As an example, Agustin pointed to a shareholder resolution at Walmart submitted by an hourly worker and United for Respect member named Cynthia Murray. Her proposal sought an independent review of company policies and practices on workplace safety and violence, including gun violence. “As a 22-year Walmart associate,” Murray declared, “I am personally invested in keeping myself and my fellow associates safe at work.”
At Walmart’s annual meeting in May, Murray’s resolution received nearly 24% of the vote—well above the 20% threshold that proxy advisory firm Glass Lewis says should lead the board of directors to “engage with shareholders . . . and demonstrate some initial level of responsiveness.” Yet Walmart won’t meet with Murray, telling her in a letter that it already regularly reviews its protocols to “ensure a safe and healthy work environment.”
“If she were any other shareholder—not a worker—the vote would have triggered a dialogue,” Agustin said. “It’s very discouraging.”
Walmart declined to comment.
But the most straightforward approach is to make it easier for workers to unionize—something that has proven a very tall order despite a flurry of activity over the past few years by organized labor and soaring popularity for unions. In 2022, a mere 10.1% of American workers were unionized, the lowest rate on record.

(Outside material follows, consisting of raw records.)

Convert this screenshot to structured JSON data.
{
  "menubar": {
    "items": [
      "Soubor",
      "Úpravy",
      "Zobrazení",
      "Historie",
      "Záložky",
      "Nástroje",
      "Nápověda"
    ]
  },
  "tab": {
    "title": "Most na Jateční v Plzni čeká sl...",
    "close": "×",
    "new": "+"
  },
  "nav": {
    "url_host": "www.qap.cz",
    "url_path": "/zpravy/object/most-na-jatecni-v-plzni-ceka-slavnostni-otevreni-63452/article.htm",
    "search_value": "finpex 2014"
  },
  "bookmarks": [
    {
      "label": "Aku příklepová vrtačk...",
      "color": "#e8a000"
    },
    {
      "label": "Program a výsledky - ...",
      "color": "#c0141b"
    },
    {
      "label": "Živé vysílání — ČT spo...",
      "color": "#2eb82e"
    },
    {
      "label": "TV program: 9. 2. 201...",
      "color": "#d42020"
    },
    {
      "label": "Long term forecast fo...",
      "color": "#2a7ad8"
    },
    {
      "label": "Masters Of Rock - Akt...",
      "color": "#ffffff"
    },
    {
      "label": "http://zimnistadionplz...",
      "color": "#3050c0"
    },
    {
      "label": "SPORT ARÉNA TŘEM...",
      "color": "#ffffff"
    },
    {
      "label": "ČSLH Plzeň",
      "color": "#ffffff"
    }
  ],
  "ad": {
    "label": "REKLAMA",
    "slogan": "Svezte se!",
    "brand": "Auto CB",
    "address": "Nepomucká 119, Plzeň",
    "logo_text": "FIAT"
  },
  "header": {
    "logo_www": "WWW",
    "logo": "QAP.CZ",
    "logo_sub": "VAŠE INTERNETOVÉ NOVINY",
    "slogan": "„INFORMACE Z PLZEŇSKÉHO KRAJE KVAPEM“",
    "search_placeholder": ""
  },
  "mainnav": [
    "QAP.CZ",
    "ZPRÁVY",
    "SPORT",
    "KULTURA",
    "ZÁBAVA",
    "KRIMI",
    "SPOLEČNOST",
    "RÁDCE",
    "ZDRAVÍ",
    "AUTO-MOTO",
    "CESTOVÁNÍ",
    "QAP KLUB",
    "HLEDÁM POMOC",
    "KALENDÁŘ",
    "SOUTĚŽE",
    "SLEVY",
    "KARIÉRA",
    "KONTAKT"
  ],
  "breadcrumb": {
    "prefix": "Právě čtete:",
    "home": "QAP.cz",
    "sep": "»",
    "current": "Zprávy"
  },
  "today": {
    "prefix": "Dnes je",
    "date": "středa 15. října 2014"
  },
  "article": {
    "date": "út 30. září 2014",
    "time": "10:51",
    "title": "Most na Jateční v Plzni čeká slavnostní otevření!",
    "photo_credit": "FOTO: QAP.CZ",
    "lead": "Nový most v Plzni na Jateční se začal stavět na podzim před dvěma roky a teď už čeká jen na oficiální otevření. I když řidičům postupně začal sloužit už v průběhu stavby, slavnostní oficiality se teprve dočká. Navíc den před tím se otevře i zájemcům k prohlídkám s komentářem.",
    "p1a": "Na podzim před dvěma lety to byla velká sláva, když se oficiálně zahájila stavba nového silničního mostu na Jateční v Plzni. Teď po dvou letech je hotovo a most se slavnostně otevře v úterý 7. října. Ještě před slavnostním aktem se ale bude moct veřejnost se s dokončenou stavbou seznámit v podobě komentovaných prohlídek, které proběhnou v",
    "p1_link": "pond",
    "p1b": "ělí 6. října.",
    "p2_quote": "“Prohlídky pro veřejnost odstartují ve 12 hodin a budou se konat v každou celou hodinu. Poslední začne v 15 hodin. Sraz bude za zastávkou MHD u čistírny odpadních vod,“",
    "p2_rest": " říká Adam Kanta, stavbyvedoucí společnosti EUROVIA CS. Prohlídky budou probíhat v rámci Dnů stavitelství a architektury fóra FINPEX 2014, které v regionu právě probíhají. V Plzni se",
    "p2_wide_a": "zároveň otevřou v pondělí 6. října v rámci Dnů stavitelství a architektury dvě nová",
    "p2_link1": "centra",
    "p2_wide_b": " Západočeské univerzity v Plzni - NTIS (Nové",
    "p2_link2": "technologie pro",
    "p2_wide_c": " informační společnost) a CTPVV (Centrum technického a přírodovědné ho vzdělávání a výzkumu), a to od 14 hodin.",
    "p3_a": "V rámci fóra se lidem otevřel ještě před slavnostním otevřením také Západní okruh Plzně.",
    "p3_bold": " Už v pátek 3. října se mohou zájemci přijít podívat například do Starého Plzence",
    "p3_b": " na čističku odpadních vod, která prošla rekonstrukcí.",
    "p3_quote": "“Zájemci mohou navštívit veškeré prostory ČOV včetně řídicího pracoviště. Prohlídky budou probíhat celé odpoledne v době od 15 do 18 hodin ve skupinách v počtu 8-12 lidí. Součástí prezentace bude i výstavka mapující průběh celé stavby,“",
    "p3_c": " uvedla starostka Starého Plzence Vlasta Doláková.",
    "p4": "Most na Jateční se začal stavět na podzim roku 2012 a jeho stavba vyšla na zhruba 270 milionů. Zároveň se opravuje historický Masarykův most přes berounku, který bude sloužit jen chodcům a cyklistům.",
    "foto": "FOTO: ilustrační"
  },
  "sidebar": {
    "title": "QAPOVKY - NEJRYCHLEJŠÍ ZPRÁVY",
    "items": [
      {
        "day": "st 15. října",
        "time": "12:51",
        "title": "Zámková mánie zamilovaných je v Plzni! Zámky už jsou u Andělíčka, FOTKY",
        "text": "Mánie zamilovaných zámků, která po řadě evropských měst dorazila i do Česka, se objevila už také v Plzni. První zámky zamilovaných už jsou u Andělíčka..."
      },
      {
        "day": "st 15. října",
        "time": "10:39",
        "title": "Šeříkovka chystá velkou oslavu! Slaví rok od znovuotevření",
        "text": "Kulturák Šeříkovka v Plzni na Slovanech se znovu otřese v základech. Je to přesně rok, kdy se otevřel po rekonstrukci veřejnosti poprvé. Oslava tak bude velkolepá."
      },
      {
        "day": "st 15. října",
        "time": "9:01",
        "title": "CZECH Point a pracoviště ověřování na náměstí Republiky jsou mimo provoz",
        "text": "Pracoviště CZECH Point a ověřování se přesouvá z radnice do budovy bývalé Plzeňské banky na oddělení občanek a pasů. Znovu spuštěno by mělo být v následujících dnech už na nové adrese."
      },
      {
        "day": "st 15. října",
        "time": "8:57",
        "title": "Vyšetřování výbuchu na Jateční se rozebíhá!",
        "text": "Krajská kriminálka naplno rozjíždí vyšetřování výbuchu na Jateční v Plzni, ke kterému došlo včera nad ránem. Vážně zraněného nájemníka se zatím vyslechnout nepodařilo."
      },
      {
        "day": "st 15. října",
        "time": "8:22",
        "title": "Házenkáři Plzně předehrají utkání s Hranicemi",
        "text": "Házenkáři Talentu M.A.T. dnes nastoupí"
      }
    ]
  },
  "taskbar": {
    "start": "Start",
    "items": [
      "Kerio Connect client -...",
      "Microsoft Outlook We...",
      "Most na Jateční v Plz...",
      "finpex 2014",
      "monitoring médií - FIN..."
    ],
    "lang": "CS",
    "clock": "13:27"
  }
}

As the hot labor summer fades to fall, it’s hard to be sure what will become of all of the high-profile union drives currently underway. But some are uneasy that even where labor organizers have made inroads, like at Starbucks, companies will take advantage of toothless labor laws and delay negotiating—and that worker excitement for a union will wither away. If that happens, “it’s going to be devastating,” said Sharon Block, executive director of the Center for Labor and a Just Economy at Harvard Law School.
Not only would that mark another setback for worker voice on the job, but it would imperil something much greater: a chance to elevate the voice of the working class in national affairs.
A rich body of scholarship has established a clear connection between union strength on the one hand and political stability and economic and social justice on the other. With unions diminished, “you create the room for demagogues to grow,” said Ray Marshall, who served as secretary of labor under President Jimmy Carter.
By contrast, when unions had a more robust presence in the United States, representing a third or so of all workers in the 1950s and ’60s, organized labor played a key role in civil rights and other movements pushing for equality. “People want to know how to get involved,” said Ahlquist, the UC San Diego professor. “You get a very different answer if it’s coming from the Proud Boys than if it’s coming from a union.”
Dorian Warren, a political scientist and co-president of the nonprofit Community Change, echoed those sentiments. “If union density had stayed at 30%,” he said, “there would have never been a Trump. The weakening of worker voice leads to authoritarianism.”
As you dig into that Labor Day hot dog, it is a good time to remember: When employees’ voices are ignored or squelched, it is terrible for workplace democracy. It may be even worse for American democracy.